▶ **Work task**
Lines that contain the string "Processes" are the ones to list; copy all of them from the records.

━━━ Material for this task

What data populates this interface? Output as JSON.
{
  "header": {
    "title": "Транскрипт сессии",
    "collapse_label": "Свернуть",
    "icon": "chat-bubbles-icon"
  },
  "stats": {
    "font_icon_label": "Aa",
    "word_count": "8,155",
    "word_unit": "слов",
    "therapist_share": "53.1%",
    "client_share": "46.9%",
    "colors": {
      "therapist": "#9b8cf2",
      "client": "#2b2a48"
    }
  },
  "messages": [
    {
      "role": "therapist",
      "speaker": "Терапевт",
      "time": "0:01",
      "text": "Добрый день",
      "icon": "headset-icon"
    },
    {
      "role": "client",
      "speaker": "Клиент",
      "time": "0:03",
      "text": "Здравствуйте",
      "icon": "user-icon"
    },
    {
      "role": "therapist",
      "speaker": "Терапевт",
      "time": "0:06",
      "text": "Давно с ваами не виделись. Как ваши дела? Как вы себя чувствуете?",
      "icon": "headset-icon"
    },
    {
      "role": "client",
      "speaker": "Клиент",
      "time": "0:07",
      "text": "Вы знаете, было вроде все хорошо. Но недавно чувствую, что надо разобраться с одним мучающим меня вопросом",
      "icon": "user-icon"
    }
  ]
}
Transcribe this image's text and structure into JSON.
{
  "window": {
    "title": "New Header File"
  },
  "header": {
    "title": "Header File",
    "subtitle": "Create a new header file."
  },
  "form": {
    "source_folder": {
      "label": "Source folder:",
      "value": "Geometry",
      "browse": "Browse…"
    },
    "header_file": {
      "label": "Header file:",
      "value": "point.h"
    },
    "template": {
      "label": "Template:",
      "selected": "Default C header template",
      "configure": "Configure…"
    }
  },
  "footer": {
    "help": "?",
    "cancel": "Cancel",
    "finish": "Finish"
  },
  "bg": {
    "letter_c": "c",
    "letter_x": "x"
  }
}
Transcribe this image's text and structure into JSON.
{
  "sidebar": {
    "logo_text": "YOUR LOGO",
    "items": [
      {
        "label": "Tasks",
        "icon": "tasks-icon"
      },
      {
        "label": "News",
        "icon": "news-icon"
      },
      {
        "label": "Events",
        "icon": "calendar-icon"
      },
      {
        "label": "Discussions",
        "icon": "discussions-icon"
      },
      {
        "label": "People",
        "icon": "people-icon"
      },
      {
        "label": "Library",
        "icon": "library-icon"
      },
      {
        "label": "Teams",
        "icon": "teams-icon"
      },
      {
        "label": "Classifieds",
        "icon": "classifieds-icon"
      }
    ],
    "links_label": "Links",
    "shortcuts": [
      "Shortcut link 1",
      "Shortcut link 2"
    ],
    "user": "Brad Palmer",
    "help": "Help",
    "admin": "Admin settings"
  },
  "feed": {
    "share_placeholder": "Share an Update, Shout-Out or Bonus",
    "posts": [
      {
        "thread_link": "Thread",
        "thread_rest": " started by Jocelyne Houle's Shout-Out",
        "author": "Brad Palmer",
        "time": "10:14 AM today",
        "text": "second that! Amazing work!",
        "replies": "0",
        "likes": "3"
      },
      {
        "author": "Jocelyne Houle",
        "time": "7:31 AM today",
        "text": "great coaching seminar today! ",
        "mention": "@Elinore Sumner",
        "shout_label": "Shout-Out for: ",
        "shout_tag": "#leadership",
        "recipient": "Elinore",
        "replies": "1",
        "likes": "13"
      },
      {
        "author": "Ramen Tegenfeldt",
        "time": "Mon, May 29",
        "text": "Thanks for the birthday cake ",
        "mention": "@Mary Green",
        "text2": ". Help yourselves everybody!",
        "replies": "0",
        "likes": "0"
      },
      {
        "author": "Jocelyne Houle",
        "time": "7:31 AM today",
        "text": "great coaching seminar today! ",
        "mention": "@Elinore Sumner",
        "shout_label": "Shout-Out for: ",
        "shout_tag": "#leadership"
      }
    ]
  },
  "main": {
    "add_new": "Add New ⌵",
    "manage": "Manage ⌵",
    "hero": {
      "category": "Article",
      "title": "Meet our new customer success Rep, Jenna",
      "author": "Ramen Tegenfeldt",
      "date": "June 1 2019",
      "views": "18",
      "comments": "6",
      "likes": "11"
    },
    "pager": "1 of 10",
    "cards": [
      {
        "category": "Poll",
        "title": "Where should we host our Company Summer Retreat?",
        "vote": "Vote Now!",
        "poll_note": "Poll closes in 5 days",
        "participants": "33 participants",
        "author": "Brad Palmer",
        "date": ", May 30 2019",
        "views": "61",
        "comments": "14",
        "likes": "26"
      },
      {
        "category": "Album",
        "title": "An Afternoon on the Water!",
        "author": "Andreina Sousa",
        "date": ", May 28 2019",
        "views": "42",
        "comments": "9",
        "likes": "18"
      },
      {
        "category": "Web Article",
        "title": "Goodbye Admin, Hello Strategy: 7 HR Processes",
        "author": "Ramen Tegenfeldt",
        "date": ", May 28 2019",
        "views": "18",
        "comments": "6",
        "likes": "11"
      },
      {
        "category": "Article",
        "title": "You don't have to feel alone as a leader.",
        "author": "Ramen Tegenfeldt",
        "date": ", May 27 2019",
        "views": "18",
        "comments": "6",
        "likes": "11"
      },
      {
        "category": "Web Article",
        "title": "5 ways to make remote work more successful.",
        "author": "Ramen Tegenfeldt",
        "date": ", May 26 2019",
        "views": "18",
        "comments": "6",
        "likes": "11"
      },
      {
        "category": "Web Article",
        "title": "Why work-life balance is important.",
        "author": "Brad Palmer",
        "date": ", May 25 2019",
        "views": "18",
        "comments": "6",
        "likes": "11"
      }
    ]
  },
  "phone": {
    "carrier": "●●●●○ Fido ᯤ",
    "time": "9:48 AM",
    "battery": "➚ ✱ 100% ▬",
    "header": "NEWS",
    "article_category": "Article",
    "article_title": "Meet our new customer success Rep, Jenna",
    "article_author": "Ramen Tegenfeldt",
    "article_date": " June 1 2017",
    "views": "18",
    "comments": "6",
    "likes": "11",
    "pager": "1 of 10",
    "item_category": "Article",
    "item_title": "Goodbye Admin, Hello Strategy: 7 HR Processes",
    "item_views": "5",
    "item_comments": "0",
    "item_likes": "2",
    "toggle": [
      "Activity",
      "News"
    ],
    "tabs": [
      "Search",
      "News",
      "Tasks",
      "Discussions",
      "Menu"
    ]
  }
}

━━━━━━

▶ **Solution**
        "title": "Goodbye Admin, Hello Strategy: 7 HR Processes",
    "item_title": "Goodbye Admin, Hello Strategy: 7 HR Processes",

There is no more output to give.